Christian Bagg was an excessive athlete who lived to snowboard, climb and cycle.

All of it got here to a jarring halt 26 years in the past when he broke his again snowboarding and was paralyzed from the waist down.

With a background in machining, nevertheless, he rapidly started to design adaptive off-road bikes in order that anybody like him with spinal wire damage may get again exterior and on the paths.

In 2018, Bagg launched an organization referred to as Bowhead, which he and a enterprise associate ran out of his basement. However whereas the off-road bike was a terrific innovation, they wanted assist bringing it to market.

That’s when Bagg discovered a couple of College of Alberta engineering co-op program run in partnership with Edmonton’s Glenrose Rehabilitation Hospital. 

The Glenrose Rehab Analysis Innovation and Know-how (GRRIT) Hub pays wages for engineering college students to work at small, rising health-technology firms in addition to at health-care amenities —which helps firms and clinicians develop improvements that may finally present important help to sufferers and likewise helps financial success for the industries.

Tatiana Place was the primary scholar from the co-op program to hitch Bowhead. She was within the final levels of her diploma in mechanical and biomedical engineering and wanted yet one more co-op placement earlier than graduating.

“I discovered that I’d be shifting to Calgary and dealing in (Christian’s) basement,” she says. “I did something and every little thing. I constructed the bikes, realized a little bit of welding, did some 3D printing of components for the bikes and ordered from completely different suppliers.”

Place says the perfect half for her was witnessing how dramatically the bikes modified the lives of paraplegic shoppers who had been as soon as once more cell. 

She appreciated her placement a lot she returned to the corporate as manufacturing supervisor after graduating and has helped carry extra co-op college students on board. Bowhead now has a big workplace house, which homes a full workers of engineers, content material creators and athletes who’ve skilled accidents.

Engineering college students achieve hands-on expertise growing well being know-howTatiana Place, the primary scholar from the co-op program to hitch Bowhead and now the corporate’s manufacturing supervisor, works on an adaptive off-road bike. (Photograph: Equipped) 

Bowhead is only one of many small Alberta biomedical firms which have benefited from the co-op program, says the initiative’s founder, professor emeritus of mechanical engineering Gary Faulkner.

Launched 13 years in the past when Faulkner was employed as director of analysis and innovation on the Glenrose, this system raises exterior funding — at the moment about half 1,000,000 {dollars} a 12 months — to offer engineering college students to small firms able to design know-how that helps sufferers rehabilitate from damage.

A lot of that help has come from the College of Engineering, in addition to financial growth businesses reminiscent of Alberta Innovates and Prairies Financial Improvement Canada.

About 60 college students have been positioned up to now, most from the biomedical stream but additionally some from mechanical, civil, electrical and supplies engineering.

“I might meet with sufferers and occupational and bodily therapists to determine challenges the affected person confronted every day,” says biomedical engineering scholar Andrew Archibald, who accomplished a placement final 12 months.

“We’d then modify an current product or develop a very new machine to satisfy the wants of the affected person.
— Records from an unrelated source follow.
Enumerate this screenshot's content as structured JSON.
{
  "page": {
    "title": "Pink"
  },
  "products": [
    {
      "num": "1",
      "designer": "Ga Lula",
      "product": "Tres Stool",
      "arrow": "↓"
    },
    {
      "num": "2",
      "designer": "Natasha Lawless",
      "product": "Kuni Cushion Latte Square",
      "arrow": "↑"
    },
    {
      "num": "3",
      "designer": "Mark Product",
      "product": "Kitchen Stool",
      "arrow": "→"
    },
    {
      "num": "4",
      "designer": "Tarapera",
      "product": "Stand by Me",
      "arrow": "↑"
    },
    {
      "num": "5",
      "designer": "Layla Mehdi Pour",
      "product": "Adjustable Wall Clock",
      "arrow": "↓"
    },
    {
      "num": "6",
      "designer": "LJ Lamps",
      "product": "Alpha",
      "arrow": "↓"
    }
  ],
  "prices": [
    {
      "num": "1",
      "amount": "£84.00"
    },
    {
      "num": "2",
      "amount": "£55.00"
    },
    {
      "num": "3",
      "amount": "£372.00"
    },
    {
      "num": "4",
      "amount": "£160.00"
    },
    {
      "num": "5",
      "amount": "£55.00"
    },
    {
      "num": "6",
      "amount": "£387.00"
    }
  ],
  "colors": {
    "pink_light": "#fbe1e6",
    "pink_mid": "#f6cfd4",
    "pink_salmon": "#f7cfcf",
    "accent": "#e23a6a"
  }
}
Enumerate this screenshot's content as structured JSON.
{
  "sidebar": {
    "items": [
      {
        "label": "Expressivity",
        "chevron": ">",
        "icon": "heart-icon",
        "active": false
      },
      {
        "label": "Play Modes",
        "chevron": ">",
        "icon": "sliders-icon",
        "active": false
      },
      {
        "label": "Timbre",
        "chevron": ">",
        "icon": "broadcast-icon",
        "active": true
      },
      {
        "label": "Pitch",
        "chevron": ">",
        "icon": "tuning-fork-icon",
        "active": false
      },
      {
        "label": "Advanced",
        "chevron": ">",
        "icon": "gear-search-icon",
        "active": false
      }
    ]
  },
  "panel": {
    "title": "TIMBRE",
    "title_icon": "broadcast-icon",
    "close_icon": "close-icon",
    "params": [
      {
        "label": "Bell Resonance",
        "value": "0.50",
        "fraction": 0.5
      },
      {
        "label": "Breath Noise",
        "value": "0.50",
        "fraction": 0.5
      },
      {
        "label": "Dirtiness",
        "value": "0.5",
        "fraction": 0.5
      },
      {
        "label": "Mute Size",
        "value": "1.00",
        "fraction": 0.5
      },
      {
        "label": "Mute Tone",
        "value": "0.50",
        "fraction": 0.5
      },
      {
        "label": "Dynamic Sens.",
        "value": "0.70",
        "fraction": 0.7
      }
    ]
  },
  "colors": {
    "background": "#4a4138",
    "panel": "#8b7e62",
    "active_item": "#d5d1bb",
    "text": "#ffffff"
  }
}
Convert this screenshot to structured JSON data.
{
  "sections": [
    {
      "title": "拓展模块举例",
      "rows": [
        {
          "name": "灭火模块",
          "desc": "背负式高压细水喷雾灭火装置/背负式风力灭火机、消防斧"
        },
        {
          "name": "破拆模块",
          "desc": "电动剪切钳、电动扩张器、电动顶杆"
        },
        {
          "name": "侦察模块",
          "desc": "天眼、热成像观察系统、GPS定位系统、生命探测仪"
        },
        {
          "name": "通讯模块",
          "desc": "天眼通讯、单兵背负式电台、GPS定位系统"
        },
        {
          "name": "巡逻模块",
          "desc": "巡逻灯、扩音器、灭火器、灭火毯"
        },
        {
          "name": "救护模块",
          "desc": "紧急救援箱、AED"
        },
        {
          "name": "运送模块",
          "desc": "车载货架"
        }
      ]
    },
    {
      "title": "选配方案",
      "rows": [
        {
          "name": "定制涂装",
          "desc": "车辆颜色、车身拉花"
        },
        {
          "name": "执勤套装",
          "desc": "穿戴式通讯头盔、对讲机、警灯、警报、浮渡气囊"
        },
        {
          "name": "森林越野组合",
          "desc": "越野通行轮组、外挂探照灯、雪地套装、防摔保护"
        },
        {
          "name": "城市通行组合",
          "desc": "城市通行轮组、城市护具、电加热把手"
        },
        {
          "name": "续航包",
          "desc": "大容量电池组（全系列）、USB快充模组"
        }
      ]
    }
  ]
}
It actually helped develop my creativity and compelled me to suppose exterior the field.”

The expertise shifted Archibald’s focus to a extra patient-centred profession, he says. He’s now finding out medication on the U of A and is “excited to serve the neighborhood in a extra private approach.”

Faulkner says the GRRIT initiative has little interest in the mental property for any know-how it develops. “We simply wish to assist develop a cluster of well being industries that may assist sufferers, whereas introducing college students to concepts of entrepreneurship at an early stage.”

He factors to an train machine for the fingers, arms and wrists as one other profitable product developed via this system. The thought got here from therapists on the Glenrose and was handed on to Edmonton’s Karma Machining and Manufacturing Providers — an oil and gasoline machine firm seeking to diversify. The machine was designed by a bunch of fourth-year U of A mechanical engineering college students, who refined it with assist from college students on the Northern Alberta Institute of Know-how, says Faulkner.

One other innovation hatched by physiotherapists is a pc recreation that helps individuals with reminiscence loss navigate a visit to the grocery retailer. The sport’s avatar provides the participant a price range for a night meal and has them buy the mandatory substances with out overspending.

“Our therapists thought this is able to assist individuals beginning to have issue with actions of every day dwelling,” says Faulkner.

It’s win-win for everybody concerned, he says. “Given the character of the tasks we work on, we are inclined to get the easiest college students.”

And the scholars love the hands-on expertise. “They actually get pleasure from working straight with occupational and physiotherapists,” Faulkner notes. “In lots of instances it modifications their lives.”

“I do adore it,” says Place, three years after first working with Bowhead.

“With a small firm, it’s simply unbelievable. I don’t know the way I may have discovered a extra excellent job.”